§ **DIRECTIONS**
Please write the data out once more, exactly as it is given.

§ **RECORDS SHOWN**
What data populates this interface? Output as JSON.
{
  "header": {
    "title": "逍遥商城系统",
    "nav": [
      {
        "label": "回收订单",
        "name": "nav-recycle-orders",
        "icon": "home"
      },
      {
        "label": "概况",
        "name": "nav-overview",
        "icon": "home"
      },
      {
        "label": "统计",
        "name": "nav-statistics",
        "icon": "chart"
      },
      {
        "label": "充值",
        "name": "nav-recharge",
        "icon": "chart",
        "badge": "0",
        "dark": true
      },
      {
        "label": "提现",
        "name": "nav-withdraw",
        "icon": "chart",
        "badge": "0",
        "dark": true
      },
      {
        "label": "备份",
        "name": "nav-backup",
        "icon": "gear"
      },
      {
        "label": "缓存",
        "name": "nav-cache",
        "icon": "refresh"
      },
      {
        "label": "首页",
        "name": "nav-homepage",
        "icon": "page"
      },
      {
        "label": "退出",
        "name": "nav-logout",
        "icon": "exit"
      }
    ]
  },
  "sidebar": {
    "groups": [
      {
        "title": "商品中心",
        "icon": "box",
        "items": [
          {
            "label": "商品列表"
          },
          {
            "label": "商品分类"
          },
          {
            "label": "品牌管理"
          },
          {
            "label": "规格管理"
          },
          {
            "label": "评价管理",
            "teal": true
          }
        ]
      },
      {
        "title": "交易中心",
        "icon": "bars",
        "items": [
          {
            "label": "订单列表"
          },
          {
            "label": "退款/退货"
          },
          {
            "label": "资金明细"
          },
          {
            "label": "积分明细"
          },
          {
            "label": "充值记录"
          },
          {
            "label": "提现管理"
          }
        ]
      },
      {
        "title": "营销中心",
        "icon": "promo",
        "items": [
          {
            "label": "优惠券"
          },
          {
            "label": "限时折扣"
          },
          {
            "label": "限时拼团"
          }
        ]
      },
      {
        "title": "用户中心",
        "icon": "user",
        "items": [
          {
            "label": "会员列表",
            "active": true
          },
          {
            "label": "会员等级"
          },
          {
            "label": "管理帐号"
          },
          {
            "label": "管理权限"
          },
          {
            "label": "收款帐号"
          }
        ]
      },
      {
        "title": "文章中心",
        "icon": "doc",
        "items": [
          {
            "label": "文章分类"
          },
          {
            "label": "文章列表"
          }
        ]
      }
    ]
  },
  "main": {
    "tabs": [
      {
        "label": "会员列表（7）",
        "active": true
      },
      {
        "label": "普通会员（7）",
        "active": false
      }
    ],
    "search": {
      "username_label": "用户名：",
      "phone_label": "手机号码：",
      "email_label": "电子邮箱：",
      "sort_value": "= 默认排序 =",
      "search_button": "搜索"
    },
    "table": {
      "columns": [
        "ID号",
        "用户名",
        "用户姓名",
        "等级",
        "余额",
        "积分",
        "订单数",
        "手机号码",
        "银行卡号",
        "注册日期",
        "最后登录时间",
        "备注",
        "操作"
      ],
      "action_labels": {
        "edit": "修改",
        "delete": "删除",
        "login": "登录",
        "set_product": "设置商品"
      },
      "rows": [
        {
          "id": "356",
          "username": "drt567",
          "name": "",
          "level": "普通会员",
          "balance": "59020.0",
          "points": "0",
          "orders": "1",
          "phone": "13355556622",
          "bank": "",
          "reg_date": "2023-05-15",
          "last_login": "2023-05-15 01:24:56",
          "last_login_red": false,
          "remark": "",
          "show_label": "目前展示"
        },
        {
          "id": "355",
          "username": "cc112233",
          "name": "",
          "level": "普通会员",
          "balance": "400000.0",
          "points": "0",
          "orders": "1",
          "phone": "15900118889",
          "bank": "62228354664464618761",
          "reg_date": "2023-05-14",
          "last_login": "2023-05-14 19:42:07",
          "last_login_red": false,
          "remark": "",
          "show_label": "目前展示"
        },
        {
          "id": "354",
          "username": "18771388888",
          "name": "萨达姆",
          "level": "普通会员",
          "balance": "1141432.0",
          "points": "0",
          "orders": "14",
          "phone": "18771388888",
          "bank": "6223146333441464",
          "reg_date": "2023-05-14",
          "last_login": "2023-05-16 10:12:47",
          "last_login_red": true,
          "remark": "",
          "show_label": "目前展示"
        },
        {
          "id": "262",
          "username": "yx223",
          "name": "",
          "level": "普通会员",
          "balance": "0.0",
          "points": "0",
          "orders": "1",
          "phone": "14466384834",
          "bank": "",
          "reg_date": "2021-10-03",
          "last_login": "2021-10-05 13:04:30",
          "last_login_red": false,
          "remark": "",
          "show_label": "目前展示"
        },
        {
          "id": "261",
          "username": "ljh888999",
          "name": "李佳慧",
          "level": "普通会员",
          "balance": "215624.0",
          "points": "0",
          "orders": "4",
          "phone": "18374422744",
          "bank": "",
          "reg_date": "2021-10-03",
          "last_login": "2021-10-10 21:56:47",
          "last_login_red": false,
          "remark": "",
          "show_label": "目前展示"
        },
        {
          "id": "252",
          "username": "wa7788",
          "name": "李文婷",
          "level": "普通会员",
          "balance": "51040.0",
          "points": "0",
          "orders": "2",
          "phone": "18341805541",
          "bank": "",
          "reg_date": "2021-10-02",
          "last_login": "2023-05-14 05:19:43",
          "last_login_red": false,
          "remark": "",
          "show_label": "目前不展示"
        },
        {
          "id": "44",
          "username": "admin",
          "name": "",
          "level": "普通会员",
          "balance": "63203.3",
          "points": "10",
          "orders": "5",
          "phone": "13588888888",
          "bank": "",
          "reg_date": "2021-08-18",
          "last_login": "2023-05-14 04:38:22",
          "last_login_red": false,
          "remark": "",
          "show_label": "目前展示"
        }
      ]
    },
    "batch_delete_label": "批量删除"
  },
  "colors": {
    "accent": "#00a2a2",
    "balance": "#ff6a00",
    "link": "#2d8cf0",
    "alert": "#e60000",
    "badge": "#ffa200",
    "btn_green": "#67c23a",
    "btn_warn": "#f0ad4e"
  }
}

§ **ANSWER BOX**
What data populates this interface? Output as JSON.
{
  "header": {
    "title": "逍遥商城系统",
    "nav": [
      {
        "label": "回收订单",
        "name": "nav-recycle-orders",
        "icon": "home"
      },
      {
        "label": "概况",
        "name": "nav-overview",
        "icon": "home"
      },
      {
        "label": "统计",
        "name": "nav-statistics",
        "icon": "chart"
      },
      {
        "label": "充值",
        "name": "nav-recharge",
        "icon": "chart",
        "badge": "0",
        "dark": true
      },
      {
        "label": "提现",
        "name": "nav-withdraw",
        "icon": "chart",
        "badge": "0",
        "dark": true
      },
      {
        "label": "备份",
        "name": "nav-backup",
        "icon": "gear"
      },
      {
        "label": "缓存",
        "name": "nav-cache",
        "icon": "refresh"
      },
      {
        "label": "首页",
        "name": "nav-homepage",
        "icon": "page"
      },
      {
        "label": "退出",
        "name": "nav-logout",
        "icon": "exit"
      }
    ]
  },
  "sidebar": {
    "groups": [
      {
        "title": "商品中心",
        "icon": "box",
        "items": [
          {
            "label": "商品列表"
          },
          {
            "label": "商品分类"
          },
          {
            "label": "品牌管理"
          },
          {
            "label": "规格管理"
          },
          {
            "label": "评价管理",
            "teal": true
          }
        ]
      },
      {
        "title": "交易中心",
        "icon": "bars",
        "items": [
          {
            "label": "订单列表"
          },
          {
            "label": "退款/退货"
          },
          {
            "label": "资金明细"
          },
          {
            "label": "积分明细"
          },
          {
            "label": "充值记录"
          },
          {
            "label": "提现管理"
          }
        ]
      },
      {
        "title": "营销中心",
        "icon": "promo",
        "items": [
          {
            "label": "优惠券"
          },
          {
            "label": "限时折扣"
          },
          {
            "label": "限时拼团"
          }
        ]
      },
      {
        "title": "用户中心",
        "icon": "user",
        "items": [
          {
            "label": "会员列表",
            "active": true
          },
          {
            "label": "会员等级"
          },
          {
            "label": "管理帐号"
          },
          {
            "label": "管理权限"
          },
          {
            "label": "收款帐号"
          }
        ]
      },
      {
        "title": "文章中心",
        "icon": "doc",
        "items": [
          {
            "label": "文章分类"
          },
          {
            "label": "文章列表"
          }
        ]
      }
    ]
  },
  "main": {
    "tabs": [
      {
        "label": "会员列表（7）",
        "active": true
      },
      {
        "label": "普通会员（7）",
        "active": false
      }
    ],
    "search": {
      "username_label": "用户名：",
      "phone_label": "手机号码：",
      "email_label": "电子邮箱：",
      "sort_value": "= 默认排序 =",
      "search_button": "搜索"
    },
    "table": {
      "columns": [
        "ID号",
        "用户名",
        "用户姓名",
        "等级",
        "余额",
        "积分",
        "订单数",
        "手机号码",
        "银行卡号",
        "注册日期",
        "最后登录时间",
        "备注",
        "操作"
      ],
      "action_labels": {
        "edit": "修改",
        "delete": "删除",
        "login": "登录",
        "set_product": "设置商品"
      },
      "rows": [
        {
          "id": "356",
          "username": "drt567",
          "name": "",
          "level": "普通会员",
          "balance": "59020.0",
          "points": "0",
          "orders": "1",
          "phone": "13355556622",
          "bank": "",
          "reg_date": "2023-05-15",
          "last_login": "2023-05-15 01:24:56",
          "last_login_red": false,
          "remark": "",
          "show_label": "目前展示"
        },
        {
          "id": "355",
          "username": "cc112233",
          "name": "",
          "level": "普通会员",
          "balance": "400000.0",
          "points": "0",
          "orders": "1",
          "phone": "15900118889",
          "bank": "62228354664464618761",
          "reg_date": "2023-05-14",
          "last_login": "2023-05-14 19:42:07",
          "last_login_red": false,
          "remark": "",
          "show_label": "目前展示"
        },
        {
          "id": "354",
          "username": "18771388888",
          "name": "萨达姆",
          "level": "普通会员",
          "balance": "1141432.0",
          "points": "0",
          "orders": "14",
          "phone": "18771388888",
          "bank": "6223146333441464",
          "reg_date": "2023-05-14",
          "last_login": "2023-05-16 10:12:47",
          "last_login_red": true,
          "remark": "",
          "show_label": "目前展示"
        },
        {
          "id": "262",
          "username": "yx223",
          "name": "",
          "level": "普通会员",
          "balance": "0.0",
          "points": "0",
          "orders": "1",
          "phone": "14466384834",
          "bank": "",
          "reg_date": "2021-10-03",
          "last_login": "2021-10-05 13:04:30",
          "last_login_red": false,
          "remark": "",
          "show_label": "目前展示"
        },
        {
          "id": "261",
          "username": "ljh888999",
          "name": "李佳慧",
          "level": "普通会员",
          "balance": "215624.0",
          "points": "0",
          "orders": "4",
          "phone": "18374422744",
          "bank": "",
          "reg_date": "2021-10-03",
          "last_login": "2021-10-10 21:56:47",
          "last_login_red": false,
          "remark": "",
          "show_label": "目前展示"
        },
        {
          "id": "252",
          "username": "wa7788",
          "name": "李文婷",
          "level": "普通会员",
          "balance": "51040.0",
          "points": "0",
          "orders": "2",
          "phone": "18341805541",
          "bank": "",
          "reg_date": "2021-10-02",
          "last_login": "2023-05-14 05:19:43",
          "last_login_red": false,
          "remark": "",
          "show_label": "目前不展示"
        },
        {
          "id": "44",
          "username": "admin",
          "name": "",
          "level": "普通会员",
          "balance": "63203.3",
          "points": "10",
          "orders": "5",
          "phone": "13588888888",
          "bank": "",
          "reg_date": "2021-08-18",
          "last_login": "2023-05-14 04:38:22",
          "last_login_red": false,
          "remark": "",
          "show_label": "目前展示"
        }
      ]
    },
    "batch_delete_label": "批量删除"
  },
  "colors": {
    "accent": "#00a2a2",
    "balance": "#ff6a00",
    "link": "#2d8cf0",
    "alert": "#e60000",
    "badge": "#ffa200",
    "btn_green": "#67c23a",
    "btn_warn": "#f0ad4e"
  }
}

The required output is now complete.